In 1958 the Japanese ate an average of 2,837 kcals per day, 84% from carbohydrates, 11% from protein, 5% fat. At that time they had a rate of CHD in men aged 35-64 of 50 per 100,000. Cholesterol levels were 3.9mmol/l. Not bad you may think, however their problem lay with haemorrhagic stroke. The rate of stroke in men aged 60-65 was 1,334per 100,000 in 1960.
By1995 cholesterol levels had risen to 4.9mmol/l. CHD in men aged 35-64 had fallen to 36 per 100,000, and astonishingly stroke had fallen to 17% of the 1960 levels at 226 per 100,000. The new average diet consisted of 2,202 kcal, 62% of which was carbohydrate, 18% protein, and 20% fat. They had been told to eat more saturated fat to improve blood vessels’ integrity (Dr. Malcolm Kendrick, 2011).
That's a drop of carbohydrate in real terms, from 2383 kcal to 1365 kcal, an increase in fat from 141 kcal to 440 kcal, and protein from 312 kcal to 396.

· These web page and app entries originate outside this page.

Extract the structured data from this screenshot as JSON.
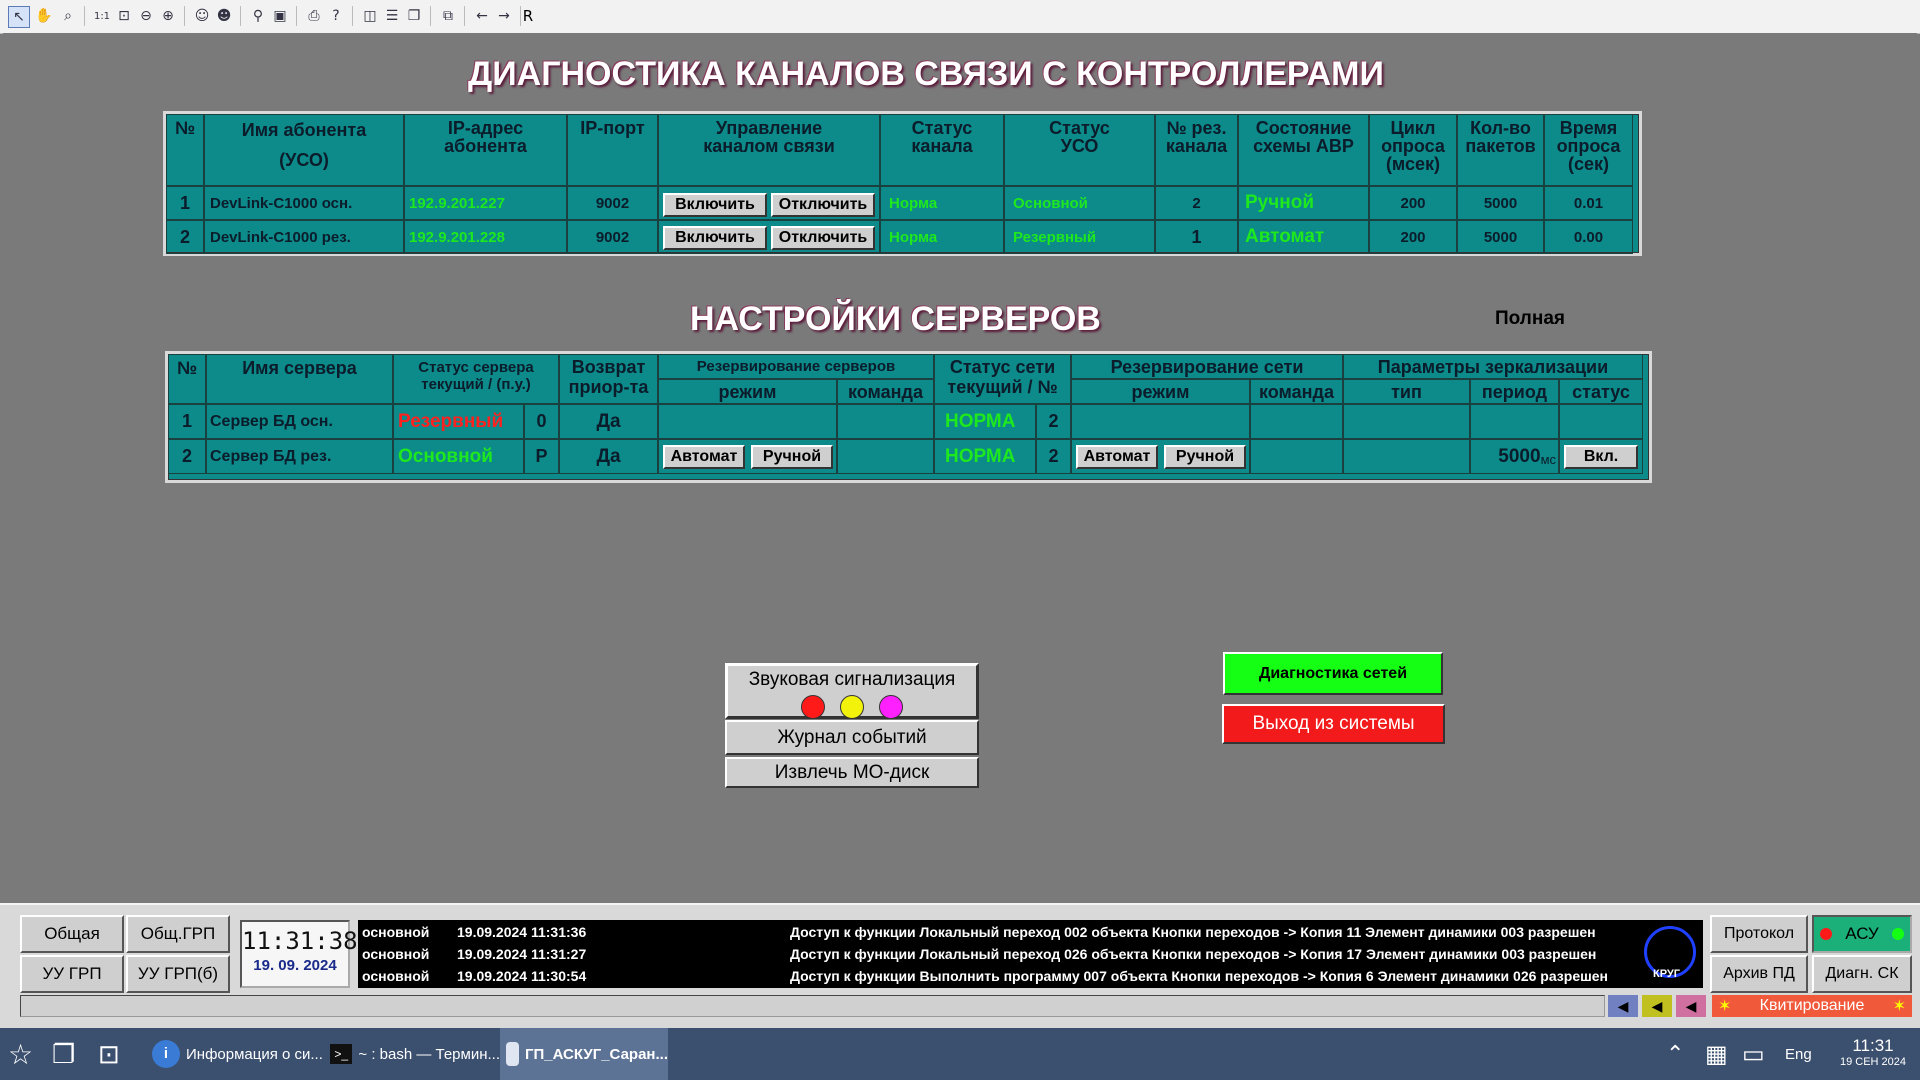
{
  "toolbar": {
    "last_label": "R"
  },
  "channels": {
    "title": "ДИАГНОСТИКА КАНАЛОВ СВЯЗИ С КОНТРОЛЛЕРАМИ",
    "headers": {
      "num": "№",
      "name": "Имя абонента\n(УСО)",
      "ip": "IP-адрес\nабонента",
      "port": "IP-порт",
      "control": "Управление\nканалом связи",
      "channel_status": "Статус\nканала",
      "uso_status": "Статус\nУСО",
      "res_channel": "№ рез.\nканала",
      "avr": "Состояние\nсхемы АВР",
      "cycle": "Цикл\nопроса\n(мсек)",
      "packets": "Кол-во\nпакетов",
      "poll_time": "Время\nопроса\n(сек)"
    },
    "rows": [
      {
        "num": "1",
        "name": "DevLink-C1000 осн.",
        "ip": "192.9.201.227",
        "port": "9002",
        "btn_on": "Включить",
        "btn_off": "Отключить",
        "channel_status": "Норма",
        "uso_status": "Основной",
        "res_channel": "2",
        "avr": "Ручной",
        "cycle": "200",
        "packets": "5000",
        "poll_time": "0.01"
      },
      {
        "num": "2",
        "name": "DevLink-C1000 рез.",
        "ip": "192.9.201.228",
        "port": "9002",
        "btn_on": "Включить",
        "btn_off": "Отключить",
        "channel_status": "Норма",
        "uso_status": "Резервный",
        "res_channel": "1",
        "avr": "Автомат",
        "cycle": "200",
        "packets": "5000",
        "poll_time": "0.00"
      }
    ]
  },
  "servers": {
    "title": "НАСТРОЙКИ СЕРВЕРОВ",
    "mode_label": "Полная",
    "headers": {
      "num": "№",
      "name": "Имя сервера",
      "status": "Статус сервера\nтекущий / (п.у.)",
      "return": "Возврат\nприор-та",
      "reserve_srv": "Резервирование серверов",
      "mode": "режим",
      "command": "команда",
      "net_status": "Статус сети\nтекущий / №",
      "reserve_net": "Резервирование сети",
      "mirror": "Параметры зеркализации",
      "type": "тип",
      "period": "период",
      "mstatus": "статус"
    },
    "rows": [
      {
        "num": "1",
        "name": "Сервер БД осн.",
        "status": "Резервный",
        "pu": "0",
        "return": "Да",
        "net": "НОРМА",
        "net_num": "2"
      },
      {
        "num": "2",
        "name": "Сервер БД рез.",
        "status": "Основной",
        "pu": "Р",
        "return": "Да",
        "btn_auto": "Автомат",
        "btn_manual": "Ручной",
        "net": "НОРМА",
        "net_num": "2",
        "net_btn_auto": "Автомат",
        "net_btn_manual": "Ручной",
        "period": "5000",
        "period_unit": "мс",
        "mirror_btn": "Вкл."
      }
    ]
  },
  "controls": {
    "sound": "Звуковая сигнализация",
    "journal": "Журнал событий",
    "eject": "Извлечь МО-диск",
    "net_diag": "Диагностика сетей",
    "logout": "Выход из системы",
    "colors": {
      "red": "#ff1a1a",
      "yellow": "#f2f20a",
      "magenta": "#ff20ff",
      "green_btn": "#15ff15",
      "red_btn": "#f21a1a"
    }
  },
  "bottom": {
    "btn_general": "Общая",
    "btn_general_grp": "Общ.ГРП",
    "btn_uu_grp": "УУ ГРП",
    "btn_uu_grp6": "УУ ГРП(б)",
    "clock_time": "11:31:38",
    "clock_date": "19. 09. 2024",
    "log": [
      {
        "src": "основной",
        "ts": "19.09.2024 11:31:36",
        "msg": "Доступ к функции Локальный переход 002 объекта Кнопки переходов -> Копия 11 Элемент динамики 003 разрешен"
      },
      {
        "src": "основной",
        "ts": "19.09.2024 11:31:27",
        "msg": "Доступ к функции Локальный переход 026 объекта Кнопки переходов -> Копия 17 Элемент динамики 003 разрешен"
      },
      {
        "src": "основной",
        "ts": "19.09.2024 11:30:54",
        "msg": "Доступ к функции Выполнить программу 007 объекта Кнопки переходов -> Копия 6 Элемент динамики 026 разрешен"
      }
    ],
    "logo": "КРУГ",
    "btn_protocol": "Протокол",
    "asu": "АСУ",
    "btn_archive": "Архив ПД",
    "btn_diag_sk": "Диагн. СК",
    "ack": "Квитирование"
  },
  "taskbar": {
    "app1": "Информация о си...",
    "app2": "~ : bash — Термин...",
    "app3": "ГП_АСКУГ_Саран...",
    "lang": "Eng",
    "time": "11:31",
    "date": "19 СЕН 2024"
  }
}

Admittedly coming from the other direction, how do those rates of success compare to statin trials and low-fat dieting?